[Exercise requirements]
Give the number of lines in the data below that contain "emoji", and only that number.

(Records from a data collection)

--------

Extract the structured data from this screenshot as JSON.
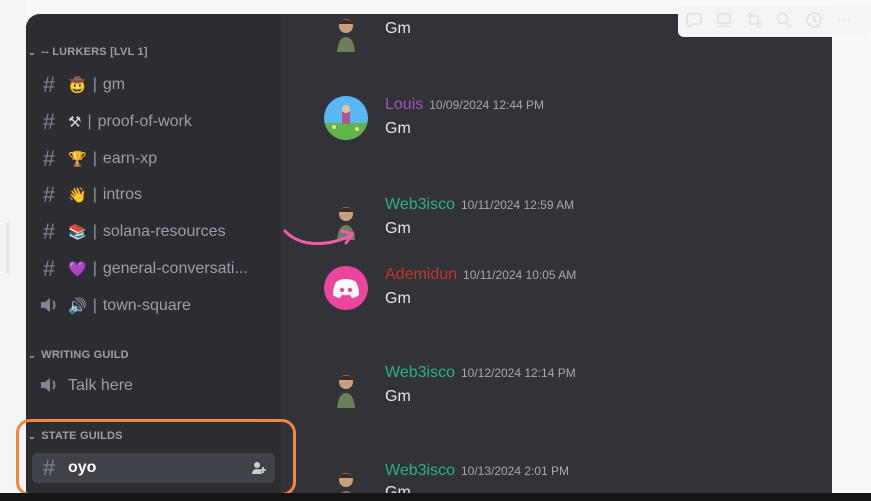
{
  "sidebar": {
    "categories": [
      {
        "label": "-- LURKERS [LVL 1]"
      },
      {
        "label": "WRITING GUILD"
      },
      {
        "label": "STATE GUILDS"
      }
    ],
    "channels": [
      {
        "type": "text",
        "emoji": "🤠",
        "name": "gm"
      },
      {
        "type": "text",
        "emoji": "⚒",
        "name": "proof-of-work"
      },
      {
        "type": "text",
        "emoji": "🏆",
        "name": "earn-xp"
      },
      {
        "type": "text",
        "emoji": "👋",
        "name": "intros"
      },
      {
        "type": "text",
        "emoji": "📚",
        "name": "solana-resources"
      },
      {
        "type": "text",
        "emoji": "💜",
        "name": "general-conversati..."
      },
      {
        "type": "voice",
        "emoji": "🔊",
        "name": "town-square"
      },
      {
        "type": "voice",
        "emoji": "",
        "name": "Talk here"
      },
      {
        "type": "text",
        "emoji": "",
        "name": "oyo",
        "active": true
      }
    ],
    "separator": "|"
  },
  "messages": [
    {
      "author": "",
      "time": "",
      "text": "Gm",
      "author_color": "#2bb08a"
    },
    {
      "author": "Louis",
      "time": "10/09/2024 12:44 PM",
      "text": "Gm",
      "author_color": "#9b59b6"
    },
    {
      "author": "Web3isco",
      "time": "10/11/2024 12:59 AM",
      "text": "Gm",
      "author_color": "#2bb08a"
    },
    {
      "author": "Ademidun",
      "time": "10/11/2024 10:05 AM",
      "text": "Gm",
      "author_color": "#c0392b"
    },
    {
      "author": "Web3isco",
      "time": "10/12/2024 12:14 PM",
      "text": "Gm",
      "author_color": "#2bb08a"
    },
    {
      "author": "Web3isco",
      "time": "10/13/2024 2:01 PM",
      "text": "Gm",
      "author_color": "#2bb08a"
    }
  ],
  "toolbar": {
    "icons": [
      "comment-icon",
      "stack-icon",
      "crop-icon",
      "zoom-icon",
      "clock-icon",
      "more-icon"
    ],
    "more_label": "⋯"
  },
  "colors": {
    "highlight_ring": "#f4853d",
    "arrow": "#f25ca6",
    "discord_default_avatar": "#eb459f"
  }
}
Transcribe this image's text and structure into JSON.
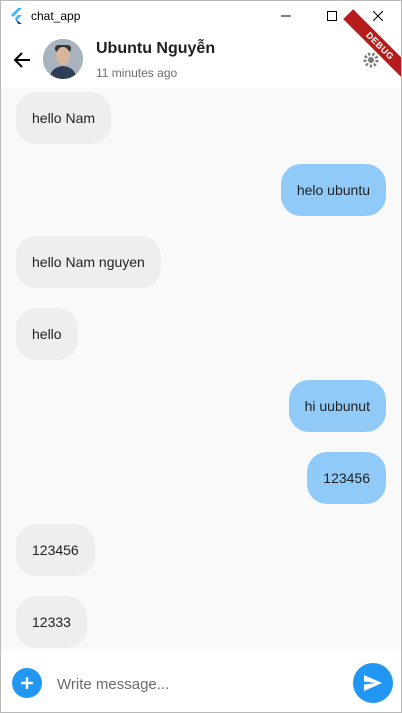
{
  "window": {
    "title": "chat_app"
  },
  "header": {
    "contact_name": "Ubuntu Nguyễn",
    "last_seen": "11 minutes ago",
    "debug_label": "DEBUG"
  },
  "messages": [
    {
      "direction": "in",
      "text": "hello Nam"
    },
    {
      "direction": "out",
      "text": "helo ubuntu"
    },
    {
      "direction": "in",
      "text": "hello Nam nguyen"
    },
    {
      "direction": "in",
      "text": "hello"
    },
    {
      "direction": "out",
      "text": "hi uubunut"
    },
    {
      "direction": "out",
      "text": "123456"
    },
    {
      "direction": "in",
      "text": "123456"
    },
    {
      "direction": "in",
      "text": "12333"
    }
  ],
  "composer": {
    "placeholder": "Write message..."
  },
  "colors": {
    "accent": "#2196f3",
    "outgoing_bubble": "#90caf9",
    "incoming_bubble": "#eeeeee",
    "debug_banner": "#b71c1c"
  }
}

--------

[Task result]
9